Geely Automobile and its sister firm Volvo are planning to merge and list in Hong Kong and Stockholm, giving Volvo access to public markets after it failed to list its stock two years ago.
Monday’s shift to merge the two units come as global auto manufacturers pursue alliances to respond higher to the cost of switching to EVs, tougher emission guidelines, and autonomous driving.
Shares in Geely soared up to 11.5% to HK$15.28 Tuesday.
Zhejiang Geely, Geely Automobile’s parent, purchased Volvo Cars from Ford Motor in 2010.
Along with electric premium brand Polestar and Geely’s new energy model Geometry, the new firm will have five brands, with products starting from affordable sedans to luxurious sports cars, underlining the emergence of China’s first international car manufacturer, analysts stated.
It remains vague how much valuation can be included to Geely, a Hong Kong-listed, $16 billion firm, by adding Volvo assets. Geely’s sales began to climb from 2015 as its products started utilizing Volvo technology.
Geely Automobile sold 1.36 million vehicles last year and intends to sell 1.4 million automobiles in 2020. Volvo sold over 700,000 cars in 2019.
Volvo and its parent organization had been discussing an IPO to value the car manufacturer at between $16 billion and $30 billion before they dropped the listing plans two years ago.
In comparison with Volvo’s IPO plan, this offer may better align Geely and Volvo’s interests, Shi Ji, an analyst at Haitong International, mentioned in a note.

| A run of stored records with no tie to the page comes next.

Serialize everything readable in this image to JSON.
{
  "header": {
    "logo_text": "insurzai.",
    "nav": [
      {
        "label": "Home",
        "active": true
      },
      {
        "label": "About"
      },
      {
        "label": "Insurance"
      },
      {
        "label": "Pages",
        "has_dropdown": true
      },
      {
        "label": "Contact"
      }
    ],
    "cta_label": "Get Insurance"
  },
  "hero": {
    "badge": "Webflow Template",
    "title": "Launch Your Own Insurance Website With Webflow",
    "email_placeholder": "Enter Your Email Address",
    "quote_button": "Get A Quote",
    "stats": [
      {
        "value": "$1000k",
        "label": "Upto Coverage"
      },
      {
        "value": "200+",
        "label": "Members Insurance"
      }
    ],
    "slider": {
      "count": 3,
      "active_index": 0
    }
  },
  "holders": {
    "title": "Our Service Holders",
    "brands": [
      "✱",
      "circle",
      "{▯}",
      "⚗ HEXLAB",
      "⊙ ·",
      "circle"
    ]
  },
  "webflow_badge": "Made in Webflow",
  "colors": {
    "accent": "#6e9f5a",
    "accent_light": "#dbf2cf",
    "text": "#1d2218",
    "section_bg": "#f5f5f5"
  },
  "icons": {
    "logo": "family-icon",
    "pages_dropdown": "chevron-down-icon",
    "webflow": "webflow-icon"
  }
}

Volvo and Geely will create a combined working organization to draft a proposal for their respective boards, the businesses announced Monday.